Today I don't feel half bad, considering. (It's the good kind of sore.) Kinda numb, which is nice .. cuz that means I don't feel much of anything. (Tom wants me to go for another bike ride today.)
Reality Opposite Expectations
I should note that, the day before the Bug's mom took him on vacation, she called to ask if I wanted to stop by and take him for the afternoon. "Sure," I said. But when I arrived, he didn't want to go with me. Yet that didn't bother me. Not one bit. (You'd think, normally, it would, right?)
I mean, I had no problem with that at all. "He's happy here at his mom's," I thought. "He has all these cool toys to play with. Great." Long as he's happy, I'm happy.
Let me close today on a positive note, by sharing a snapshot from my day with the Bug .. seeing that, yesterday, he laughed more than he ever has.
At our local taco joint, he was laying back on one of the bench-seats there, raising one leg, saying, "Smell my foot, dada."
He learned this from when I tried to get him to take a bath last week. Of course, his feet never stink, but I would sniff one foot and make a face (which seemed to bring him great pleasure) and tell him how he needed a bath.
So while we waited for our tacos to arrived, we played a version of the stinky-foot game. And while he laughed, I tickled his belly, which got him laughing so hard he could hardly breathe. (He has a great laugh.)
After lunch, we headed for "the baño" (bon-yo). There he went poops (as usual). But I had to go, too, during which he made a face and asked, "What's that smell?"
"That's dada's poops," I said, matter-of-factly. "Smells like perfume, huh?"
"Dada's poops are stinked up!"
"I don't like it," he said, scrunching-up his cute little nose. "Dada's poops are stinked up!"
I exploded with laughter. (Couldn't help it. He caught me off-guard. It's too weird, after changing hundreds of his poopy diapers, having a 2-year-old tell you » "You stink, dad.") The Bug appeared to enjoy my reaction, and repeated his comment several more times.
Then he said seriously, "Dada, I have to tell you somethin'." He held my face between his little hands and put his nose right next to mine, so our faces were barely inches apart.
"Dada's poops are stinked up!" he said, emphasizing the stinked up part. Of course, this cracked me up even more. (He's too cute for words.)
Back in the restaurant, while I retrieved from our table the books and things we'd brought along for lunch, the Bug said "Adios, amigos," to the staff (.. like he always does. They all have kids his age. The girl there calls him Guapo, which means handsome.)

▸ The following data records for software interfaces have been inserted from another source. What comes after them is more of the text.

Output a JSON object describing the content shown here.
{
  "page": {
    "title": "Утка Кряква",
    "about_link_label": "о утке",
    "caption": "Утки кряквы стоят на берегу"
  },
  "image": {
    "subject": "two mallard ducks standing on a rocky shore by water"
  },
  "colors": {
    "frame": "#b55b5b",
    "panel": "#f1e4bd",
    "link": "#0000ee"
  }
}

As we were leaving, another girl, who I've chatted with several times, walked over and told me she lived nearby, and that she had lots of cool play-stuff in her backyard (jungle-gym, etc.), and that I was welcome to stop by with the Bug whenever I wanted (even if she wasn't home).
While she scribbled her address on a piece of paper, the Bug shouted, "Dada's poops are stinked up!"
She tried not to laugh .. but couldn't help herself. The whole restaurant turned to see who Mr. Stinky Poops was. "Yours poops don't exactly smell like roses, either," I called out, as he ran off giggling.
How does that saying go? .. "Out of the mouths of babes... "